With this article, we begin a new weekly feature from the editor of our closest sister publication,Books & Culture: A Christian Review.
Fifty years ago, George Orwell published Nineteen Eighty-four, his prescient novel on the psychology of the totalitarian state. In 1949, it was not yet fashionable in the West to recognize the true nature of the Soviet Union, that monstrous experiment in human engineering. But Orwell saw the truth, and told it unforgettably in one the great books of the twentieth century.
Last weekend a group of distinguished scholars met at the University of Chicago to mark the 50th anniversary of Orwell's masterpiece. Before the conference began, Chicago's NPR station, WBEZ, devoted a segment of its program "Odyssey" to a discussion of Nineteen Eighty-four. The panelists included legal scholar Richard Epstein, historian Peter Novick, and novelist Margaret Drabble. During the conversation the host brought up the special attention to historythe control of history, the ongoing rewriting of historythat is a marked feature of the totalitarian state as portrayed by Orwell. Does this aspect of the novel ring true?
Astonishingly, both Epstein and Novick declared without hesitation that on this point, Orwell had simply "got it wrong." Of course the Soviet regime tried to manipulate history for its purposes, though it wasn't such an obsessionso these scholars confidently saidas Orwell's novel might suggest. And clearly he overestimated the effect of such tactics. Look at what happened when the Soviet empire crumbled: it became immediately apparent that most of the people didn't believe the official line anyway.

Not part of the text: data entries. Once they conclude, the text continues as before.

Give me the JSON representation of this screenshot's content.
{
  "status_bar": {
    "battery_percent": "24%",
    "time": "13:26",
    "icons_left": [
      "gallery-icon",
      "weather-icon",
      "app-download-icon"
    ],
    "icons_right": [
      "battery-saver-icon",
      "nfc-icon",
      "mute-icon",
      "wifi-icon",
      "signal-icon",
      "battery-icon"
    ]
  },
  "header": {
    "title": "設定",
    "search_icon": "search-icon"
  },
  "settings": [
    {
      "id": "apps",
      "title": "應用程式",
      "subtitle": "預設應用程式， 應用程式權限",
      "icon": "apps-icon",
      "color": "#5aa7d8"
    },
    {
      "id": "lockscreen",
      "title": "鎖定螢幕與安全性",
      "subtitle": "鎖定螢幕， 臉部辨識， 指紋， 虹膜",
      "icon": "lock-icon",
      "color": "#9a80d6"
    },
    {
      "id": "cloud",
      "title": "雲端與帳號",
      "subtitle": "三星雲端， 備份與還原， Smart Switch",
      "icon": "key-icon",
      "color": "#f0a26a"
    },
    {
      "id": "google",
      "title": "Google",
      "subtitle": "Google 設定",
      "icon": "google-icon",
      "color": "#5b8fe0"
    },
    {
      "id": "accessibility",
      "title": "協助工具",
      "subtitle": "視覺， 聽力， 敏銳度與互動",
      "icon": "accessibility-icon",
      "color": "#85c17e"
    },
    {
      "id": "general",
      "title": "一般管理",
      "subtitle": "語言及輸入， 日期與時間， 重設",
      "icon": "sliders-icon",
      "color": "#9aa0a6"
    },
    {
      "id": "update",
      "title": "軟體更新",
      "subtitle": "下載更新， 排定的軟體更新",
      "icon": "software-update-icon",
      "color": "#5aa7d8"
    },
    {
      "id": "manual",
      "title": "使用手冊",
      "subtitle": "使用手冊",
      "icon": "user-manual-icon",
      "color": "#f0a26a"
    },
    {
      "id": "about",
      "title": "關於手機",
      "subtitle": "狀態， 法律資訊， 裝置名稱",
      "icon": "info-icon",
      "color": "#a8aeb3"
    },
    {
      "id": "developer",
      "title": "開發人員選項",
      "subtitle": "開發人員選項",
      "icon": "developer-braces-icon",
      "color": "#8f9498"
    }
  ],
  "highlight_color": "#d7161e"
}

But Orwell didn't get it wrong, as any one of a hundred memoirs and historical studies ...1